───── Record set

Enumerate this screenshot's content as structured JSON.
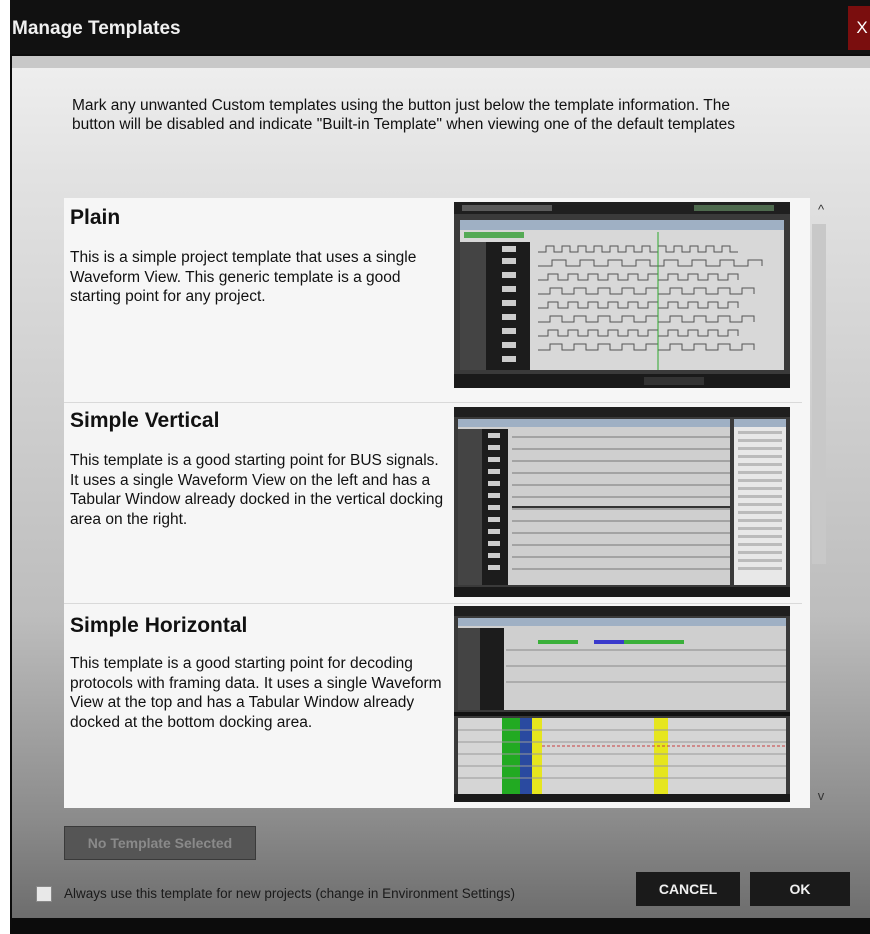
{
  "dialog": {
    "title": "Manage Templates",
    "close_label": "X"
  },
  "instructions": "Mark any unwanted Custom templates using the button just below the template information. The button will be disabled and indicate \"Built-in Template\" when viewing one of the default templates",
  "templates": [
    {
      "title": "Plain",
      "description": "This is a simple project template that uses a single Waveform View. This generic template is a good starting point for any project."
    },
    {
      "title": "Simple Vertical",
      "description": "This template is a good starting point for BUS signals. It uses a single Waveform View on the left and has a Tabular Window already docked in the vertical docking area on the right."
    },
    {
      "title": "Simple Horizontal",
      "description": "This template is a good starting point for decoding protocols with framing data. It uses a single Waveform View at the top and has a Tabular Window already docked at the bottom docking area."
    }
  ],
  "scroll": {
    "up_icon": "^",
    "down_icon": "v"
  },
  "no_template_button": "No Template Selected",
  "always_use_checkbox": {
    "label": "Always use this template for new projects (change in Environment Settings)",
    "checked": false
  },
  "cancel_button": "CANCEL",
  "ok_button": "OK",
  "colors": {
    "close_button": "#7a0e0e",
    "title_bar": "#111111",
    "buttons": "#1a1a1a"
  }
}
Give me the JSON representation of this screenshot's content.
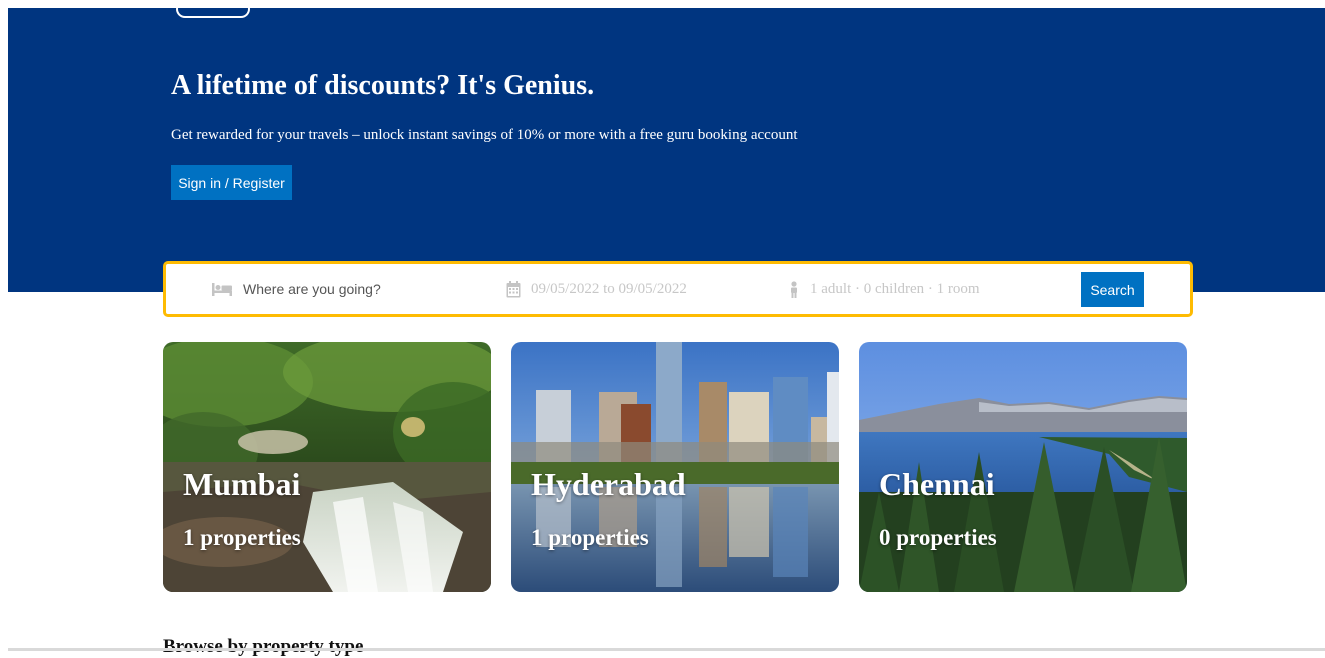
{
  "hero": {
    "title": "A lifetime of discounts? It's Genius.",
    "subtitle": "Get rewarded for your travels – unlock instant savings of 10% or more with a free guru booking account",
    "signin_label": "Sign in / Register"
  },
  "search": {
    "destination_placeholder": "Where are you going?",
    "dates": "09/05/2022 to 09/05/2022",
    "guests": "1 adult · 0 children · 1 room",
    "button_label": "Search"
  },
  "featured": [
    {
      "city": "Mumbai",
      "count": "1 properties"
    },
    {
      "city": "Hyderabad",
      "count": "1 properties"
    },
    {
      "city": "Chennai",
      "count": "0 properties"
    }
  ],
  "browse": {
    "heading": "Browse by property type"
  },
  "colors": {
    "hero_bg": "#003580",
    "primary_button": "#0071c2",
    "search_border": "#febb02"
  },
  "icons": {
    "destination": "bed-icon",
    "dates": "calendar-icon",
    "guests": "person-icon"
  }
}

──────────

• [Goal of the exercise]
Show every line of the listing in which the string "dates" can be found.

• [Exercise solution]
    "dates": "09/05/2022 to 09/05/2022",
    "dates": "calendar-icon",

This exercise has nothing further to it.